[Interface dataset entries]
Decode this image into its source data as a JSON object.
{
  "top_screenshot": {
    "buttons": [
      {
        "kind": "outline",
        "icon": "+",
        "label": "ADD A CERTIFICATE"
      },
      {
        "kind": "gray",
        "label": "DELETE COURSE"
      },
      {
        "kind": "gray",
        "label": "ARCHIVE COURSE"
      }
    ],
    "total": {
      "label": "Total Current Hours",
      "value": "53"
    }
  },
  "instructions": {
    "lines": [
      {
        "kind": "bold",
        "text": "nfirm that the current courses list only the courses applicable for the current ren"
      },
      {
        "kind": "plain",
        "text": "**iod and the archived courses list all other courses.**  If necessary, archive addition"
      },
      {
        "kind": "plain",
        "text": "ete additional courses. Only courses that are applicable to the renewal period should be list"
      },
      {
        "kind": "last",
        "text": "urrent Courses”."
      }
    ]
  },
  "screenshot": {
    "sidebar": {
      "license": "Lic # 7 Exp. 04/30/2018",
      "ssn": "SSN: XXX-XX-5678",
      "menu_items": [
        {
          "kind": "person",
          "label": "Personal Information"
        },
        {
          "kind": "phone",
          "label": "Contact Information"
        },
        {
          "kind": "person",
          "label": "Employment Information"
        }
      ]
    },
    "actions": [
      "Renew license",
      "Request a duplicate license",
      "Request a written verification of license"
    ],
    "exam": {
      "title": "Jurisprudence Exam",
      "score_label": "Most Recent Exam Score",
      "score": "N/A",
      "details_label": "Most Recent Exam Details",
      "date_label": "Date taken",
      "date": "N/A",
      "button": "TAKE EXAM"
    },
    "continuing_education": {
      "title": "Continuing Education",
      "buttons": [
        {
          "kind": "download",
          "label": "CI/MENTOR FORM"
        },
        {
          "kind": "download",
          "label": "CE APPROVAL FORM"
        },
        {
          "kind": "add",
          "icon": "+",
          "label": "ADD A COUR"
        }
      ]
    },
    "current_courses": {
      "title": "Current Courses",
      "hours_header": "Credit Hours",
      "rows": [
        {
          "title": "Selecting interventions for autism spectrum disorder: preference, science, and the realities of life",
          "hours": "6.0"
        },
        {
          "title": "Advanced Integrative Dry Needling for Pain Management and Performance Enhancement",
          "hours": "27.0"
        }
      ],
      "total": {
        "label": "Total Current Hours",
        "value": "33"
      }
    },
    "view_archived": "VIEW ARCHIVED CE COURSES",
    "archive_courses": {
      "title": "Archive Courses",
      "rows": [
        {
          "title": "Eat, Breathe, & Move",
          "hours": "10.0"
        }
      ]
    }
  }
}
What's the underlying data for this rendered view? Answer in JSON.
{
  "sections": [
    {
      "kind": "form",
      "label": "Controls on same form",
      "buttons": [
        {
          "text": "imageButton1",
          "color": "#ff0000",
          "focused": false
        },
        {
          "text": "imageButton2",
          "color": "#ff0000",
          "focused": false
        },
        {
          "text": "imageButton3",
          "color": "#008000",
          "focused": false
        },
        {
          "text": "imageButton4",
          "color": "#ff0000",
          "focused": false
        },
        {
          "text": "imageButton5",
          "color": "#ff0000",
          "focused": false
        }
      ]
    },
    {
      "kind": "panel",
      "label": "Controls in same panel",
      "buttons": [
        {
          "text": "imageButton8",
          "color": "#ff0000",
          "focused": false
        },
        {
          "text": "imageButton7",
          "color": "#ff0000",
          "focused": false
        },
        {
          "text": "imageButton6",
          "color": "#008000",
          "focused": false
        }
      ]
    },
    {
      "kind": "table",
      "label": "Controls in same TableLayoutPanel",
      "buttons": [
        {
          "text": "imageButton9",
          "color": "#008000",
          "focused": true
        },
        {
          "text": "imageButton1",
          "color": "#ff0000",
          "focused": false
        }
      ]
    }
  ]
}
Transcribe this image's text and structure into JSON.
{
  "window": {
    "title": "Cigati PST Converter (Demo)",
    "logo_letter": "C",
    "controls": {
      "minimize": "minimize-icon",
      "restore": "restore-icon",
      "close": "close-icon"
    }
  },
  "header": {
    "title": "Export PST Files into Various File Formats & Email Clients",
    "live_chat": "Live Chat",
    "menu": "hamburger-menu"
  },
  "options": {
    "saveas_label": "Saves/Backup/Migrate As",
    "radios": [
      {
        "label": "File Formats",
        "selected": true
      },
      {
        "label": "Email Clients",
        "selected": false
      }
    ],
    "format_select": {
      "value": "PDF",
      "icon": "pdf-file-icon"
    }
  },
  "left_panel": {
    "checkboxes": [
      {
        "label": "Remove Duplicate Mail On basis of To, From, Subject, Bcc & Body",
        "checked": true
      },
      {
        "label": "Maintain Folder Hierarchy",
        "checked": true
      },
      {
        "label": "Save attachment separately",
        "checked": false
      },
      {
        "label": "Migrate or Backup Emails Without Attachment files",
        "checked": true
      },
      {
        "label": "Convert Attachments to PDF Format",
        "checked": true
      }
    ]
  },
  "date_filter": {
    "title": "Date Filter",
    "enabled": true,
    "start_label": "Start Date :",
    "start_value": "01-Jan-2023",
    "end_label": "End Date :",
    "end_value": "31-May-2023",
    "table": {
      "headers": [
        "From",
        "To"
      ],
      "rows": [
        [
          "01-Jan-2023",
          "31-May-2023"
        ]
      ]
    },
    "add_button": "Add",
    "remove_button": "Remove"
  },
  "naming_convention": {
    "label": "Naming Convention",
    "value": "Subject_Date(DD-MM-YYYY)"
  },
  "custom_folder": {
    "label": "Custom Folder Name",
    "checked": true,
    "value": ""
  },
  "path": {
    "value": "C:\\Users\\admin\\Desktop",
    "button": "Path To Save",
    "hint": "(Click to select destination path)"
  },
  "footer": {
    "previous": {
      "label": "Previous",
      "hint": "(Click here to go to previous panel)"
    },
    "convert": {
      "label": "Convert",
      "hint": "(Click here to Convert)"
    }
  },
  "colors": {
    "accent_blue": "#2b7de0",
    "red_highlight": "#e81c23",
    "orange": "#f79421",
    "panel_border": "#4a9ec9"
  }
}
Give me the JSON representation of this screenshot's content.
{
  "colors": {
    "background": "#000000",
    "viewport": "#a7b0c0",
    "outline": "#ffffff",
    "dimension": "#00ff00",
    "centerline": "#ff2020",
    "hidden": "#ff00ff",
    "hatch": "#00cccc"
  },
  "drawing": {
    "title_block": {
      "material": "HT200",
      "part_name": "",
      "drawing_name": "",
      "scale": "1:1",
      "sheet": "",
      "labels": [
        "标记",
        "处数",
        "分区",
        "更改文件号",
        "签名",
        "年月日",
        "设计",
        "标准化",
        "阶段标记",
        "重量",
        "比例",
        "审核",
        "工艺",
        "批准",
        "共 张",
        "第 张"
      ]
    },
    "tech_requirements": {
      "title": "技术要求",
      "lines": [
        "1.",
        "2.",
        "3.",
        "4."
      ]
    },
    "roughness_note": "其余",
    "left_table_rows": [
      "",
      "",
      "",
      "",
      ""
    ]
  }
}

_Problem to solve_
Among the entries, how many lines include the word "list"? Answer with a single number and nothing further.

_Exercise output_
3